For those whose appetite for science fiction was whetted by Okorafor’s novels, Tade Thompson’s Wormwood trilogy will be right up your alley. The first novel introduces us to Rosewater, a city set in mid-2060s Nigeria that emerged after a gigantic alien lifeform dubbed Wormwood crashed into Earth, and Kaaro, a “sensitive” who has the power to access people’s emotions, thoughts, and memories. The second novel reveals the purpose of Wormwood’s actions (no spoilers here), and the third recounts Kaaro’s attempts to get rid of the aliens. Even as the trilogy can be read as an allegory of colonialism (hello, alien invasion) and a sensitive reflection on the hazards and potency of hyper-connectivity, Thompson’s trilogy is at its core a page-turner that will keep you on the edge of your seat.
8. Wole Soyinka’s trio of place-based memoirs
Aké: The Years of Childhood (1981); Isara: A Voyage Around “Essay” (1989); Ibadan: The Penkelemes Years, A Memoir 1946-1965 (1994)
Wole Soyinka has in fact written two other memoirs — The Man Died: Prison Notes (1972) and You Must Set Forth at Dawn (2006) — but we’re grouping here as a trio his memoirs that are named after particular places meaningful to Soyinka’s life. As its title suggests, Aké: The Years of Childhood recounts Soyinka’s childhood in Aké, where he spent twelve years of his early life. The title of the second is somewhat more elliptical. Whereas Isara is where Soyinka’s ancestral roots are located, “Essay” is in fact the moniker Soyinka’s father was bestowed with by his students, and given that Soyinka borrowed the subtitle of this memoir from the John Mortimer play A Voyage Round My Father, Isara: A Voyage Around “Essay” is indeed a book that reconstructs the life and times of Soyinka’s dad in 1930s Nigeria, when the British were still in power. The third memoir follows “Maren,” Soyinka’s alter-ego, from his secondary school days at Ibadan to his college experience at the University of Leeds and finally his stint as a research fellow at the University of Ibadan — all the while providing us with insight into Soyinka’s growing political consciousness. Although they’re called memoirs, these books are really more a blend of fact with fiction, and above all, a testimony to Soyinka’s fantastic story-telling skills.
Kwei Quartey’s Darko Dawson Mysteries
Wife of the Gods (2009); Children of the Street (2011); Murder at Cape Three Points (2014); Gold of Our Fathers (2014); Death by His Grace (2017)

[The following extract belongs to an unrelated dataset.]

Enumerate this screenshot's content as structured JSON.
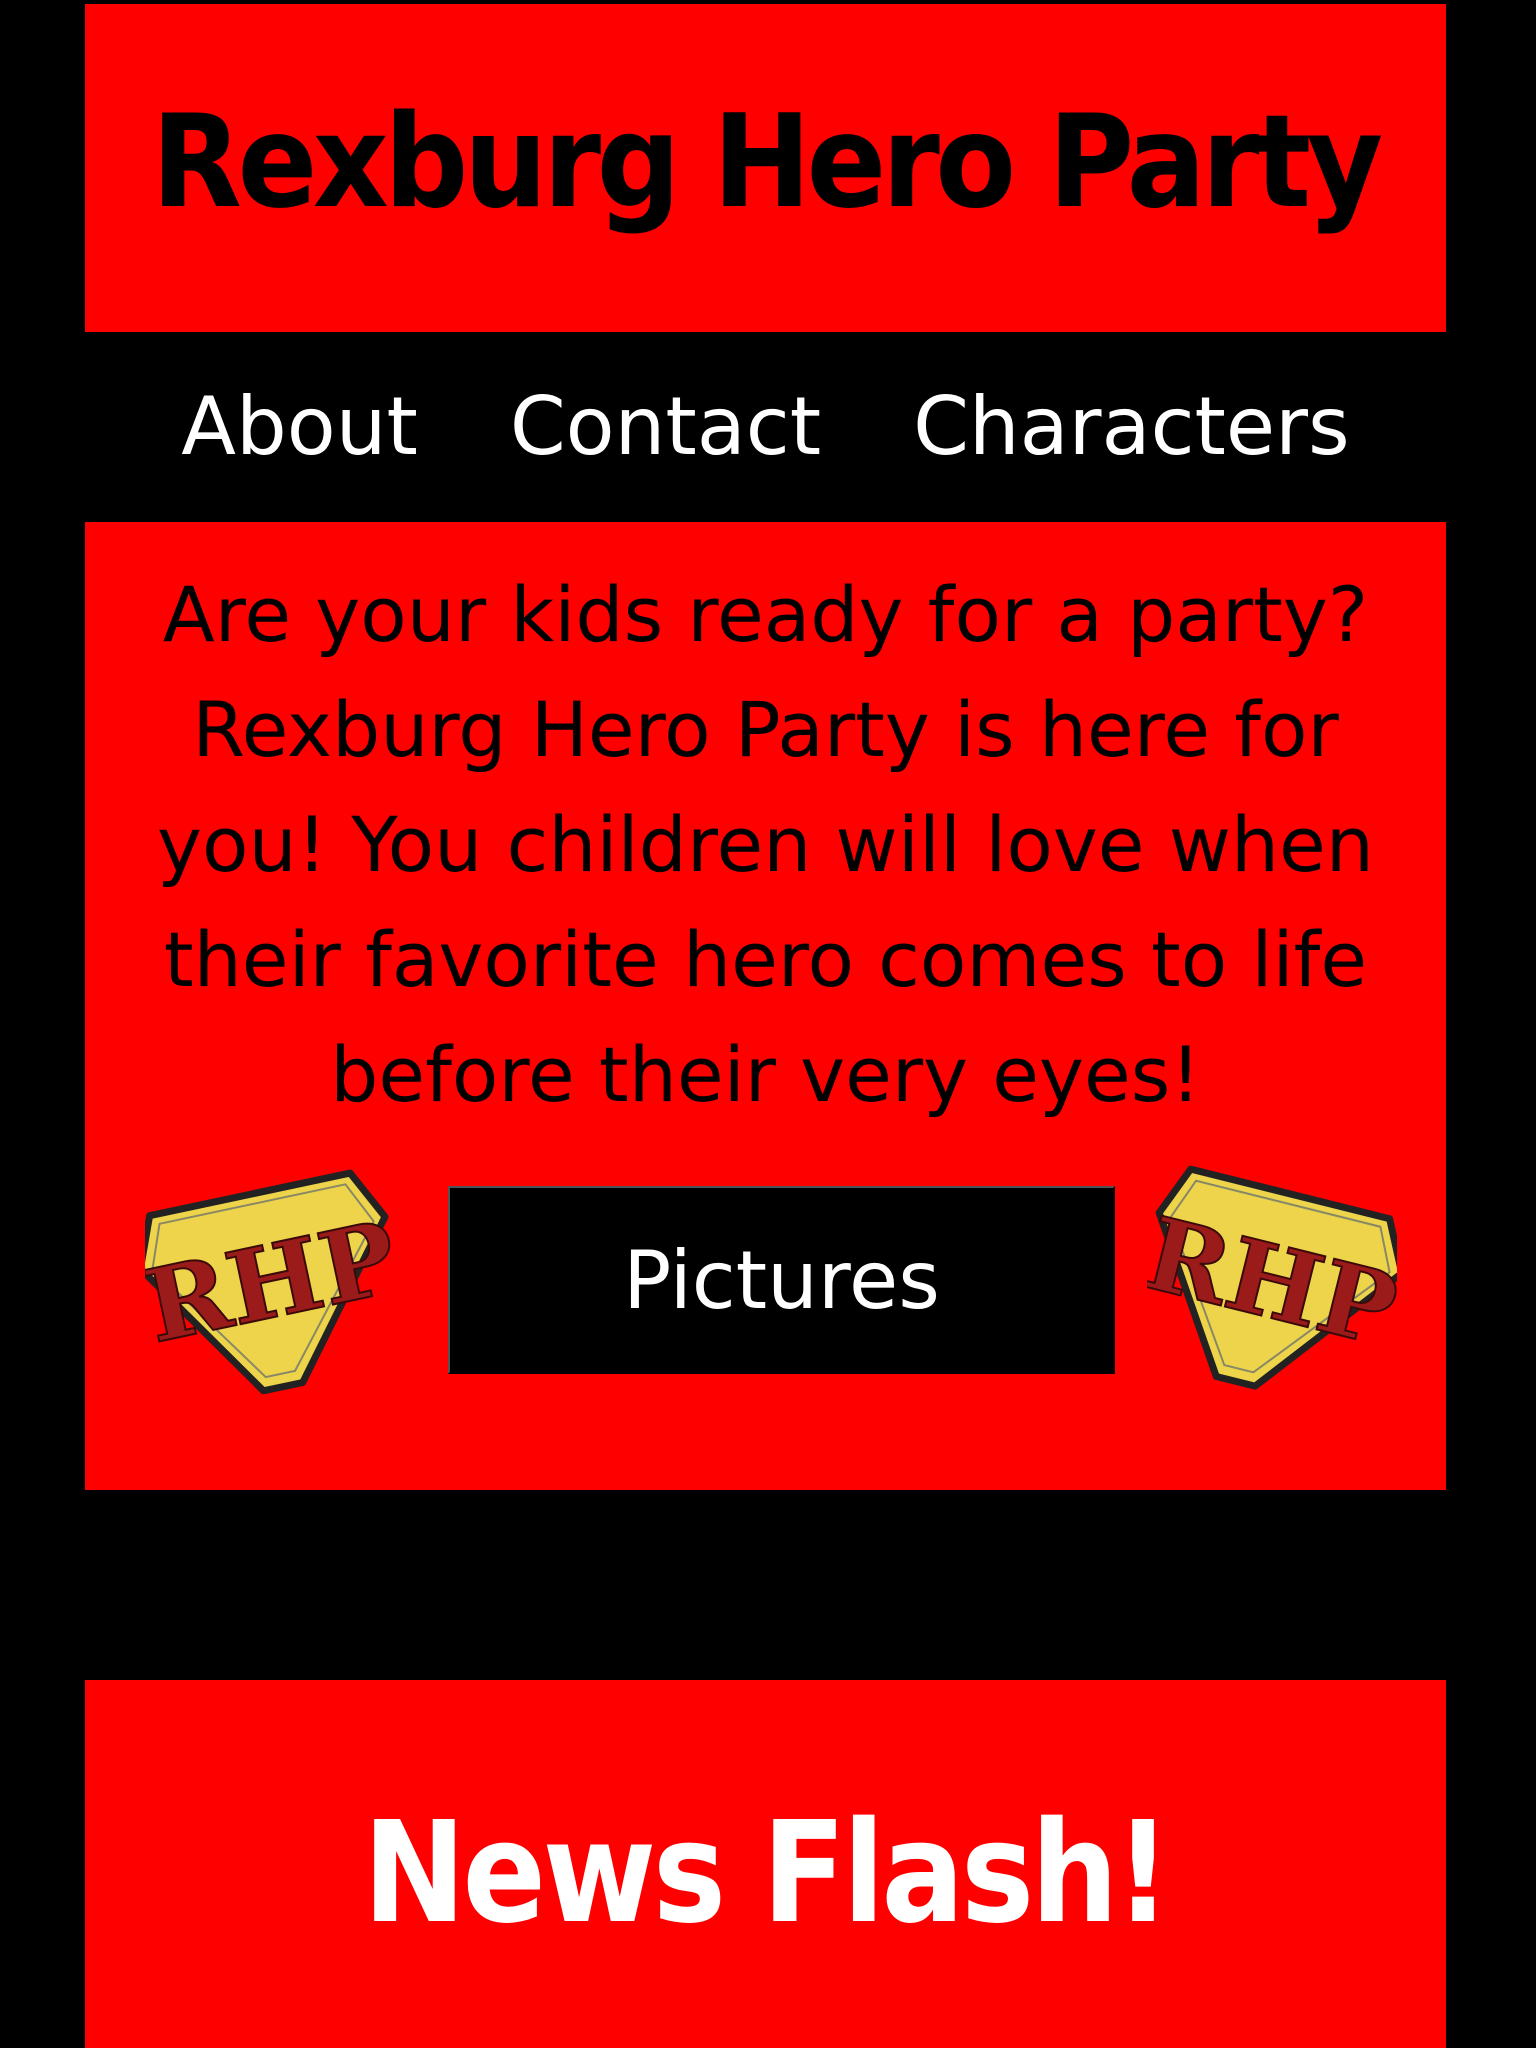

Why is it that, within the category of so-called genre fiction, science fiction and fantasy novels usually come as trilogies, but detective or mystery novels usually extend beyond three novels? We have no idea, but that doesn’t stop us from highly recommending Kwei Quartey’s Darko Dawson police procedurals. Each of Quartey’s novels follow detective inspector Darko Dawson on murder investigations across Ghana that range from the death of a young medical student, to a number of children, to a wealthy couple, to a Chinese mine owner, and most recently, to a high-society bride. These novels are definitely for the mystery lover, but you get a good dose of insight into Ghanian life and culture too.